When Rebecca was finished and released in 1940, the screen tests surely meant very little to those involved, as they didn’t represent the completed film. But they were fortunately preserved, allowing festivalgoers to view them in different contexts decades later, whether that’s seeing the film’s connections to Gone with the Wind and Baxter—with the crew likely unaware of their future successes at that time—or the various “what-if?” scenarios that arise while viewing them. All that wouldn’t have been possible without the work of practitioners like Stroiber. The Rebecca screen tests perhaps exemplify the wider connective tissue of the Nitrate Picture Show best.

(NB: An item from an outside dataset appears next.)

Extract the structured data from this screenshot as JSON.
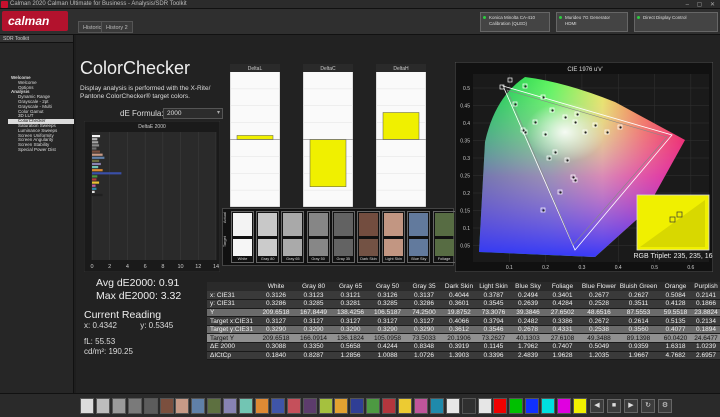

In many ways the festival is an experiment around the questions of “what does it mean to care for an image that is volatile?” and “how can preservation interface with the practice of film festivals?”—both of which create different answers depending on your own personal interests in cinematic past. Those questions are largely addressed through a heightened sense of temporality, and an emphasis on enjoying the lasting effects of sharing that particular volatile print with an audience. It’s unlikely that the Dryden Theatre attendees nor anyone else will see those specific prints projected ever again, and the festival even plays on that fleetingness by announcing the films on the first day of the festival and saving a further unannounced film for its closing “Blind Date with Nitrate.”
It’s easy to see the Nitrate Picture show as an antithesis of many contemporary film festivals where emphasis is placed on the new and emerging while subsequently, and awkwardly, glossing over the fact that many of those same films never receive distribution for wider audiences, thus potentially squandering their chances of repeat viewings and historical assessment decades later. But more aptly, the festival’s strength is that it offers an experience that runs parallel to other festivals and which makes something out of the fact that it ontologically cannot show films produced after 1950. Amid a busy world of film-viewing that increasingly becomes about instantaneousness and festival programs full of clashes and rushing between venues, it’s refreshing to attend a small festival where value is placed on all of its attendees being at the same screening to lend their eyes to a unique print, and where the sometimes fleeting materiality of cinema is amplified.